Carlos comes back and tries to get the van started to no avail, mashing valiantly on the fuel pump but still it won’t catch. He grabs another 2.5L water bottle and heads back to the station while we clients just look at each other and shrug our shoulders in a, “well, what can we do?” helpless look. Then go back to more rock throwing.
Finally, after another 5L of fuel is poured in and much smoke belching, the van springs to life and shuttles us home without incident. On the way back Aaron gives us a lot of insight into Peruvian life; what it’s like to grow up in a country where the leadership is constantly changing, where theft is experienced simply for the power felt in taking things from people, where walking in the wrong part of town really is a problem and can get you killed and where everyone seems to have at least four or five lines of income because you never know what’s going to happen the next time there is an election.
I finish my evening by heading to Cicciolina’s, a great restaurant suggested to me by Hector at Inkaterra. My table is on a slight balcony over an alley way and the cool mountain air mixed with heat and garlic aromas coming off the nearby grill is an intoxicating mix. Or maybe it’s the wine. And the food! My heart wept when I finished the onion soup which went perfectly with the Malbec I had selected. The trout had tons of flavor, so much that I can’t describe. A smooth, buttery cream sauce mixed with caramelized onions and fresh chives. See? I can’t really describe it other than I’d love a swimming pool full of it to splash around in. Oh man, it’s was dee-lish-us.

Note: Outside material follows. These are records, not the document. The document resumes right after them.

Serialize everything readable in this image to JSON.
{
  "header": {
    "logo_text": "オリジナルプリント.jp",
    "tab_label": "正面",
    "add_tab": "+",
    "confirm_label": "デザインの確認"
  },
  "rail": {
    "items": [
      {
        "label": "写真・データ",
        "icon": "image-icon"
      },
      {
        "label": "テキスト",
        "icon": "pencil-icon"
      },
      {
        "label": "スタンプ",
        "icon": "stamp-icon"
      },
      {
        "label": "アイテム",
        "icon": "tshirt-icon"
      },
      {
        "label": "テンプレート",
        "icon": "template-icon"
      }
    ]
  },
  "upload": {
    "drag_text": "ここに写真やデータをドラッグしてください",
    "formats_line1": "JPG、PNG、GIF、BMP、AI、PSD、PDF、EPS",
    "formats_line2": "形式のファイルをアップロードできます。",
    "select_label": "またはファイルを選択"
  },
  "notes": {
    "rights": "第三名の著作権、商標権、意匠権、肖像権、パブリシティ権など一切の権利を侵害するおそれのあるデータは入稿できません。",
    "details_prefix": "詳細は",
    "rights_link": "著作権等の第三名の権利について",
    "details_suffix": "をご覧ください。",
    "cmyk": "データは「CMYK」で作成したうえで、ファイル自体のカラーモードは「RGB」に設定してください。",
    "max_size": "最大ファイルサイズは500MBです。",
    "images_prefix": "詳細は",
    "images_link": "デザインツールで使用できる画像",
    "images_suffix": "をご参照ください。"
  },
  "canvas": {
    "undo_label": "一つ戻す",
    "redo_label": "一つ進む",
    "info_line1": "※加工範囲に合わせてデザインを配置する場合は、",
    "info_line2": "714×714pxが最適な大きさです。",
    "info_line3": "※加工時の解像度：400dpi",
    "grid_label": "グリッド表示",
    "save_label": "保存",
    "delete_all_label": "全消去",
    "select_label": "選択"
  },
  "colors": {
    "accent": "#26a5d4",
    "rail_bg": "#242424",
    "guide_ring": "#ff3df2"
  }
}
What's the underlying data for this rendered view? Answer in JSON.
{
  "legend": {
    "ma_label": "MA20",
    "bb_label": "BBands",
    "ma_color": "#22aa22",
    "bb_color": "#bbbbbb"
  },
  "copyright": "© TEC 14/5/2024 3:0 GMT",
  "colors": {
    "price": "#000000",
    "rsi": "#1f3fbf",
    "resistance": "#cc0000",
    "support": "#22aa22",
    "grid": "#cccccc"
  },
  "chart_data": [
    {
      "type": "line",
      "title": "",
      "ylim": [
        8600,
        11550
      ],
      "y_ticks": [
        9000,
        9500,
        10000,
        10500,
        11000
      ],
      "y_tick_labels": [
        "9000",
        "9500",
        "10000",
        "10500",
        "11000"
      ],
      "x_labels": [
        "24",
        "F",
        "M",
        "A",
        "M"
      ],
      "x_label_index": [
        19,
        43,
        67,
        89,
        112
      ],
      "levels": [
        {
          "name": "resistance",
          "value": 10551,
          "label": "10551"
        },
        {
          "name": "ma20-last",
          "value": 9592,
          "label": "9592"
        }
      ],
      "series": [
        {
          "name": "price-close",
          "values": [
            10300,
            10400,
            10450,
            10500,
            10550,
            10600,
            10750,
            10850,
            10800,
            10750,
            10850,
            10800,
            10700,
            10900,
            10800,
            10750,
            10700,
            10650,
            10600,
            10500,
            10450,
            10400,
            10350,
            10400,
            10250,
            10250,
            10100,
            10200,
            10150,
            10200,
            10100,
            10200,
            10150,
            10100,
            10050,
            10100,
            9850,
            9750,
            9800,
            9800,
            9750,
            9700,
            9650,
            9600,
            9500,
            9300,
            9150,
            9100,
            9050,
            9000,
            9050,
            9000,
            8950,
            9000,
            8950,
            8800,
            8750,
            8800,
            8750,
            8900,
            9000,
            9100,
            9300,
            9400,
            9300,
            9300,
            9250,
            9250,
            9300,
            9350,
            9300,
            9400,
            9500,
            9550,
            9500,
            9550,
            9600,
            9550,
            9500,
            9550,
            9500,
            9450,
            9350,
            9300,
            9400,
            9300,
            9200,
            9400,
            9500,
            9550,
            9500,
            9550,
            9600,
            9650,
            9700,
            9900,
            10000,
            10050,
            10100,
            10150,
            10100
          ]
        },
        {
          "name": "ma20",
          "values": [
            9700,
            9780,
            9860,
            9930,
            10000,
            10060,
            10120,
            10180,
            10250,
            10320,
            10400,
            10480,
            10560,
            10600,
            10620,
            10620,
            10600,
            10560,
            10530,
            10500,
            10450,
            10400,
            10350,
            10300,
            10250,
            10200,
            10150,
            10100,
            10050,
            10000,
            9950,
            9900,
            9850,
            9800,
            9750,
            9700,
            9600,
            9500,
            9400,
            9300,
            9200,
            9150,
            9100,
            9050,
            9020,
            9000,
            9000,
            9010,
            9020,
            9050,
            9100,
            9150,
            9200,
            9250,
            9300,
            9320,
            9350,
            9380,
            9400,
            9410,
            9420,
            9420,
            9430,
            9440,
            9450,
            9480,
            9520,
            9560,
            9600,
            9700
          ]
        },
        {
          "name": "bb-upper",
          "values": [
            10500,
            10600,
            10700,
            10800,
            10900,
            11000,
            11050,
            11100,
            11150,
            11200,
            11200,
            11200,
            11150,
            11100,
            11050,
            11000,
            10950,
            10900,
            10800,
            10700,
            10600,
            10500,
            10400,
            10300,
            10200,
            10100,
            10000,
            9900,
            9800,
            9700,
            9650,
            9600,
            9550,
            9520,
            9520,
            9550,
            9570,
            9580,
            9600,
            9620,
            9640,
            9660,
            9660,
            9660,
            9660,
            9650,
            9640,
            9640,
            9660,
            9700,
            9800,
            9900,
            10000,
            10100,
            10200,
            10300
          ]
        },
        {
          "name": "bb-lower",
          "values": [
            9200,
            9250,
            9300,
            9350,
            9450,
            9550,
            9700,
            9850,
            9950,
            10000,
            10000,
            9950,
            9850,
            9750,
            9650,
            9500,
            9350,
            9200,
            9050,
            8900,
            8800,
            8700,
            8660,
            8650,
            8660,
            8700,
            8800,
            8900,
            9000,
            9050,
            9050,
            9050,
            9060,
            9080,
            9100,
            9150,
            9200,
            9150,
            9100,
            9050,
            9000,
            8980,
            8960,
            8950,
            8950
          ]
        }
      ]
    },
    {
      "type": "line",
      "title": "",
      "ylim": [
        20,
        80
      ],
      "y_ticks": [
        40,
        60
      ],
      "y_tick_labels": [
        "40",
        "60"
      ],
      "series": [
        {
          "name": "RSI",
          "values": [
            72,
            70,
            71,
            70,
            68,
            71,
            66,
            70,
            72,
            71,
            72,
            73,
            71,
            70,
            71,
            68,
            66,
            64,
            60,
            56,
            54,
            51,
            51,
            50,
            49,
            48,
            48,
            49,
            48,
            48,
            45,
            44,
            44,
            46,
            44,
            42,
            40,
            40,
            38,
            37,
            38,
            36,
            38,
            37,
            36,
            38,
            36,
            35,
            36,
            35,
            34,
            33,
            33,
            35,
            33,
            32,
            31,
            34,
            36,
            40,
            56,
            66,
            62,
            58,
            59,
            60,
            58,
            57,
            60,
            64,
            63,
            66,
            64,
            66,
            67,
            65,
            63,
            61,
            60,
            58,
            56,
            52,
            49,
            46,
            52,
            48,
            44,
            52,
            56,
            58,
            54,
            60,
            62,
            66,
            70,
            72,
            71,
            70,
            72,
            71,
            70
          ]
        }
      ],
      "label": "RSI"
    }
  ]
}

And now, for the plagiarized desert description: A white chocolate mousse mounted on a soft Whiskey drenched brownie, drizzled with our warm butterscotch sauce and served with little mint jellies.
Day 13: Hanging out in Cusco